|Scandium salts derived from colourless acids are themselves colourless and devoid of absorption spectra. They are diamagnetic, and have a sweet, astringent taste. In aqueous solution they are perceptibly hydrolysed. This will be seen from the following values for the equivalent conductivities of scandium chloride and other chlorides, the abnormal increase in the conductivity of scandium chloride with dilution from v = 32 to i; = 1024 litres being due to the high ionic mobility of the hydrogen ions of the acid set free by hydrolysis: - |
|Temperature, 25° C.|
|v = ||32||64||128||256||512||1024||λ1024 - λ32|
The basic oxide scandia, Sc2O3, from which the scandium salts are derived, is decidedly stronger than alumina. It is, however, weaker than any of the rare earths of the type R22O3.
Scandium is often included among the rare earth elements. In doing so, however, it becomes difficult to decide whether scandia is to be regarded as an earth of the cerium or of the yttrium group. So far as basicity of oxide and solubilities of salts are concerned, scandium resembles the yttrium group; on the other hand, the solubility of its double potassium sulphate places it with the cerium group.

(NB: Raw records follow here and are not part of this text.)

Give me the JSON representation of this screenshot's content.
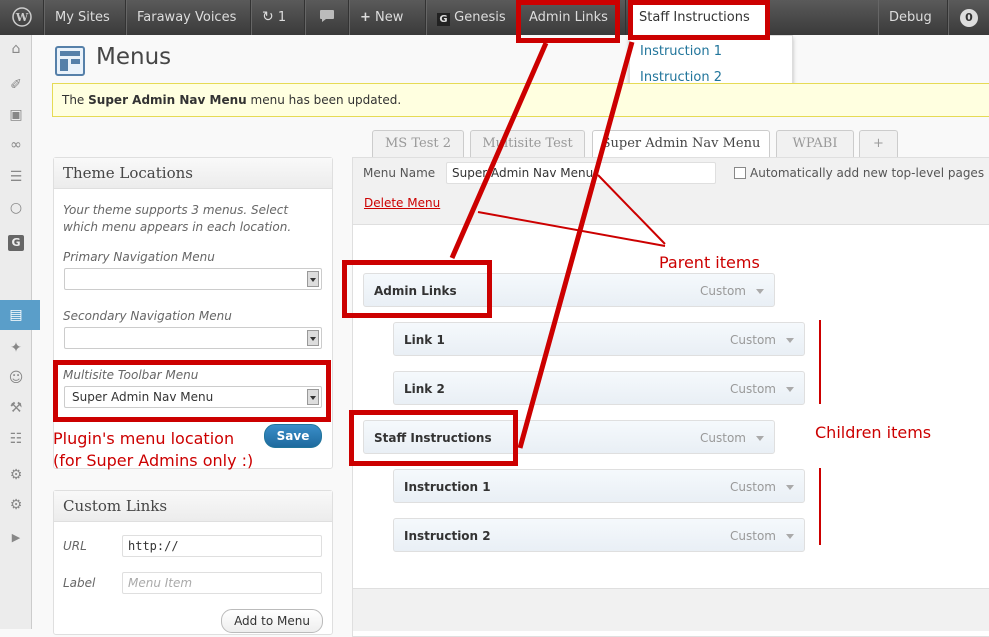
{
  "admin_bar": {
    "my_sites": "My Sites",
    "site_name": "Faraway Voices",
    "updates_count": "1",
    "new_label": "New",
    "genesis": "Genesis",
    "admin_links": "Admin Links",
    "staff_instructions": "Staff Instructions",
    "staff_dropdown": [
      "Instruction 1",
      "Instruction 2"
    ],
    "debug": "Debug",
    "debug_count": "0"
  },
  "page": {
    "title": "Menus",
    "notice_prefix": "The",
    "notice_menu": "Super Admin Nav Menu",
    "notice_suffix": "menu has been updated."
  },
  "theme_locations": {
    "title": "Theme Locations",
    "help": "Your theme supports 3 menus. Select which menu appears in each location.",
    "primary_label": "Primary Navigation Menu",
    "primary_value": "",
    "secondary_label": "Secondary Navigation Menu",
    "secondary_value": "",
    "toolbar_label": "Multisite Toolbar Menu",
    "toolbar_value": "Super Admin Nav Menu",
    "save": "Save"
  },
  "custom_links": {
    "title": "Custom Links",
    "url_label": "URL",
    "url_value": "http://",
    "label_label": "Label",
    "label_placeholder": "Menu Item",
    "add_button": "Add to Menu"
  },
  "tabs": [
    "MS Test 2",
    "Multisite Test",
    "Super Admin Nav Menu",
    "WPABI",
    "+"
  ],
  "menu_editor": {
    "name_label": "Menu Name",
    "name_value": "Super Admin Nav Menu",
    "auto_add": "Automatically add new top-level pages",
    "delete": "Delete Menu",
    "items": [
      {
        "title": "Admin Links",
        "type": "Custom"
      },
      {
        "title": "Link 1",
        "type": "Custom"
      },
      {
        "title": "Link 2",
        "type": "Custom"
      },
      {
        "title": "Staff Instructions",
        "type": "Custom"
      },
      {
        "title": "Instruction 1",
        "type": "Custom"
      },
      {
        "title": "Instruction 2",
        "type": "Custom"
      }
    ]
  },
  "annotations": {
    "parent": "Parent items",
    "children": "Children items",
    "plugin_line1": "Plugin's menu location",
    "plugin_line2": "(for Super Admins only :)"
  },
  "colors": {
    "annotation": "#cc0000",
    "link": "#21759b",
    "admin_bar": "#464646"
  }
}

It differs from both groups in not forming a sulphate, Sc2(SO4)3.8H2O, and a nitrate, Sc(NO3)3.6H2O. Further, scandium has a marked tendency to form what are probably complex as distinguished from double salts, and in this and in other respects it shows a remarkable resemblance to thorium. In view of the fact that the cerium and yttrium groups of rare earth elements are distinguished by their platinocyanides, it is of interest to note that scandium platinocyanide, Sc2[Pt(CN)4]3, forms hydrates both with 18H2O and with 21H2O.
A few salts of scandium were described by Nilson and Cleve; many others have since been prepared and described by Crookes, and by R. J. Meyer and his co-workers.